exec:command property in a RIG (received from a user invoking
the service) is always ignored (never used); it is replaced by the RDG's
- The user passes the program's arguments as the value of the
exec:args property in the RIG. This string is parsed into a
parameter array. Malicious values and weak programs are a security risk here,
since user input will be passed to the program.
- Both the replaced RDG command and the parsed user
parameters are passed to the
getCommandLine method. There is no
universal, operating system independent algorithm to parse command line
parameters in all cases. Thus, this method may be overridden to provide
sanitized argument restructuring. This includes redefining the command
itself; e.g., an RDG may define the command as
exec:command = myProgram, which may be changed to
/usr/local/bin/myProgramVersion2 or anything the provider so
chooses. This allows RDGs to publish generic command names without committing
nor revealing invocation internals.
- The execution environment is set in the
method. This method may be overridden to set the execution environment as
appropriate. By default, the environment is cleared of all settings.
- The program is executed by passing the command and its arguments directly
to a process execution method. A shell is not explicitly invoked, so there is
no explicit file name expansion or other shell pre-execution interpretation
of the arguments.
- Damian Gessler
- See Also:
Basic parsing and sanity checking of the command line.
Set the process' execution environment.
java.lang.String getCommandLine(java.lang.String commandLineStr)

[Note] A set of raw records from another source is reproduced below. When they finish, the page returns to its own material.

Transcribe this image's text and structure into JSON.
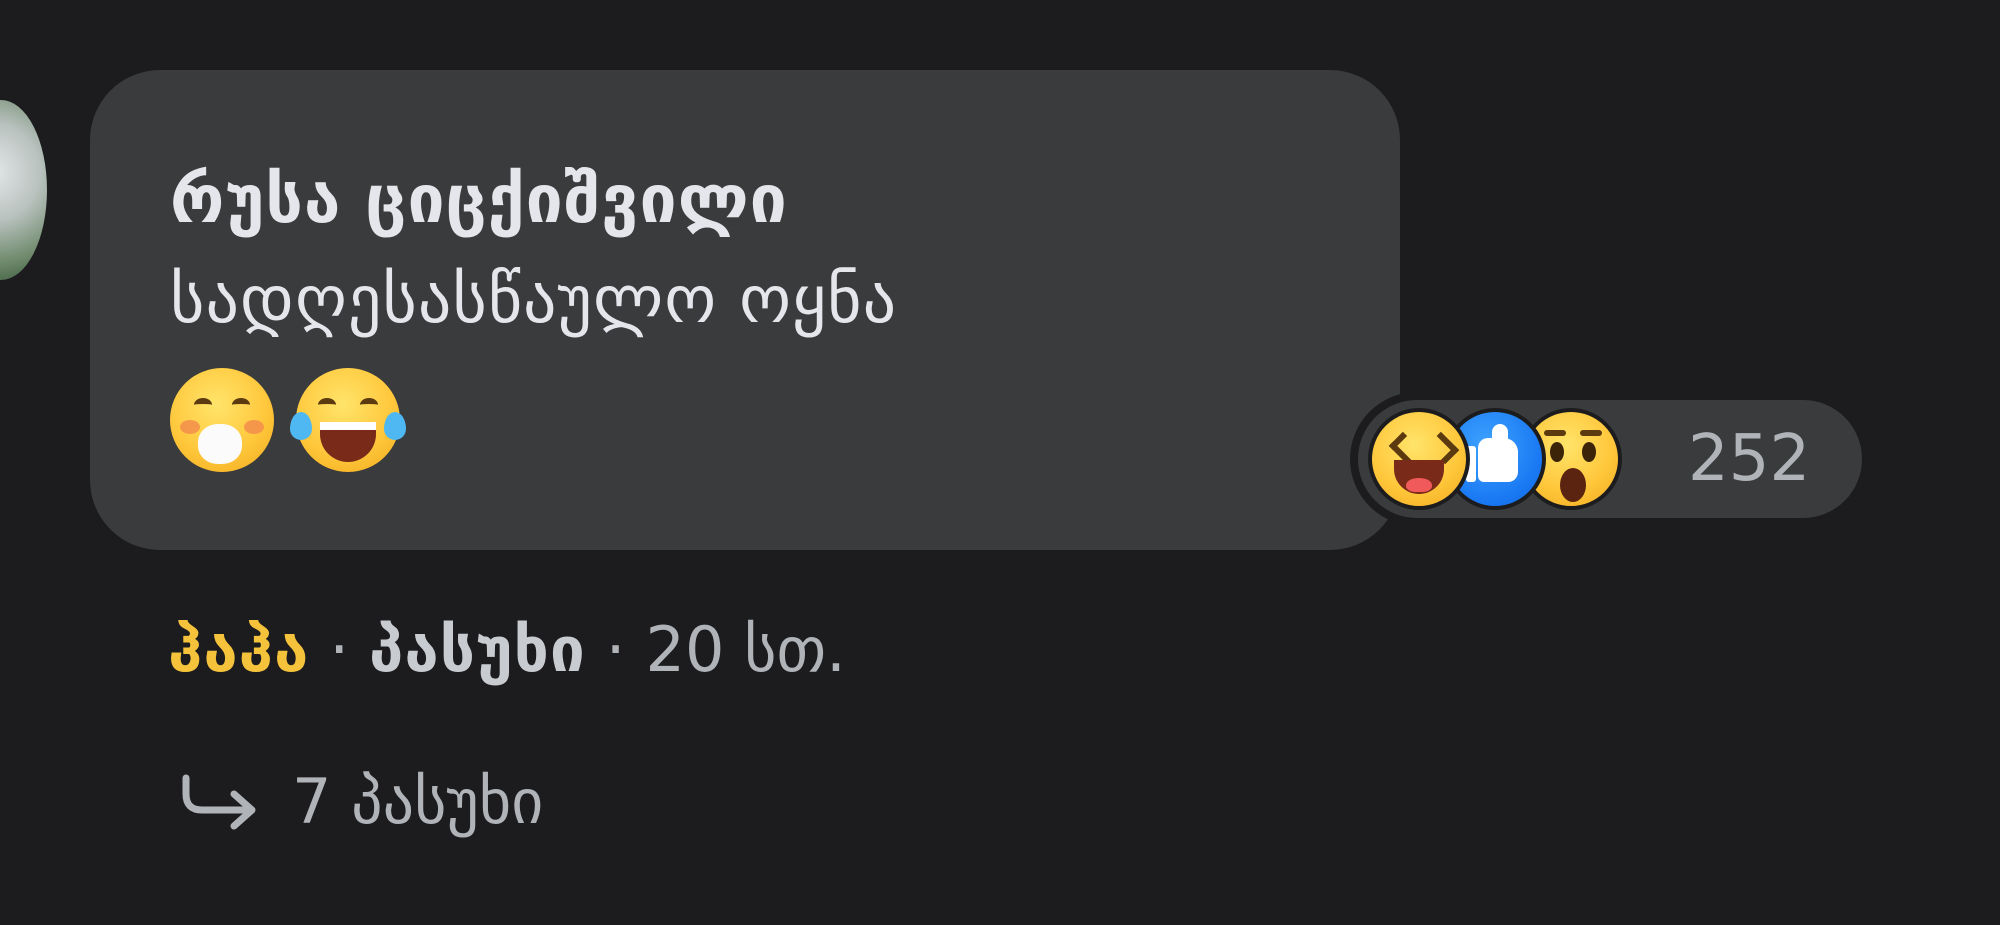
{
  "comment": {
    "author": "რუსა ციცქიშვილი",
    "text": "სადღესასწაულო ოყნა",
    "emojis": [
      "flushed-face-hand-over-mouth-emoji",
      "tears-of-joy-emoji"
    ]
  },
  "reactions": {
    "icons": [
      "haha-reaction-icon",
      "like-reaction-icon",
      "wow-reaction-icon"
    ],
    "count": "252"
  },
  "actions": {
    "like_label": "ჰაჰა",
    "reply_label": "პასუხი",
    "separator": "·",
    "timestamp": "20 სთ."
  },
  "replies": {
    "label": "7 პასუხი"
  },
  "colors": {
    "background": "#1c1c1e",
    "bubble": "#3a3b3c",
    "text": "#e4e6eb",
    "muted": "#b0b3b8",
    "like_active": "#f5c33b",
    "like_blue": "#1877f2"
  }
}
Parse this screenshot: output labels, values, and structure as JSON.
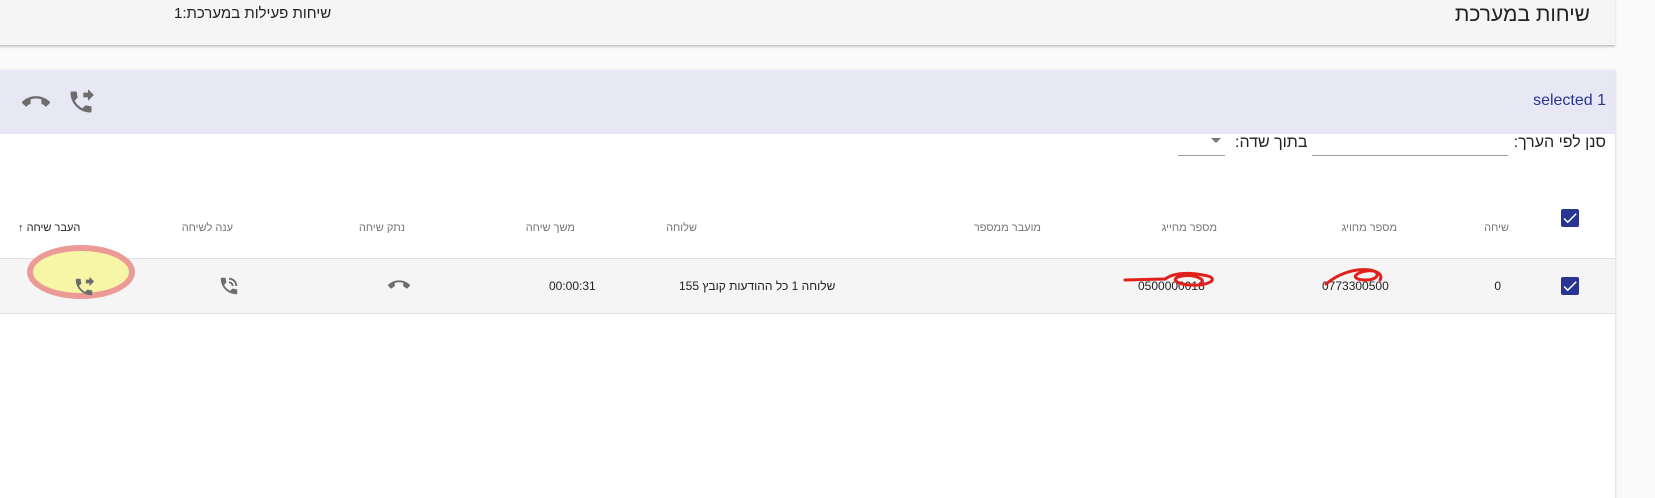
{
  "header": {
    "title": "שיחות במערכת",
    "active_calls": "שיחות פעילות במערכת:1"
  },
  "toolbar": {
    "selected": "selected 1",
    "icons": [
      "hangup-icon",
      "transfer-call-icon"
    ]
  },
  "filter": {
    "value_label": "סנן לפי הערך:",
    "value_input": "",
    "field_label": "בתוך שדה:",
    "field_selected": ""
  },
  "table": {
    "columns": {
      "call": "שיחה",
      "billed_number": "מספר מחויג",
      "caller_number": "מספר מחייג",
      "transferred_from": "מועבר ממספר",
      "extension": "שלוחה",
      "duration": "משך שיחה",
      "hangup": "נתק שיחה",
      "answer": "ענה לשיחה",
      "transfer": "העבר שיחה"
    },
    "sort_indicator": "↑",
    "rows": [
      {
        "call": "0",
        "billed_number": "0773300500",
        "caller_number": "0500000018",
        "transferred_from": "",
        "extension": "שלוחה 1 כל ההודעות קובץ 155",
        "duration": "00:00:31"
      }
    ]
  },
  "colors": {
    "accent": "#283593",
    "toolbar_bg": "#e8e8f5",
    "icon": "#6d6d6d",
    "highlight_fill": "#f7f5a6",
    "highlight_ring": "#ec9a96",
    "redaction": "#e0201b"
  }
}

- Basic parsing and sanity checking of the command line. Parsing implies
deconstructing a single string into a string array analogous to the array
argument passed to Java main(). Override this method to validate, sanitize, and otherwise change the
command and the user arguments.
commandLineStr - a concatenation of the
exec:command and the
- Java main() equivalent of command line arguments. The command
itself must be the first element.
ArgumentTooLongException - if an argument exceeds a preset maximum
TooManyArgumentsException - if the number of arguments exceeds a preset maximum
void setEnvironment(java.util.Map<java.lang.String,java.lang.String> env)
- Set the process' execution environment. Override this method to set the
execution environment. Default implementation is to clear the
env - the default environment
- See Also:
Copyright (c) 2011, iPlant Collaborative, University of Arizona, Cold Spring Harbor Laboratories, University of Texas at Austin.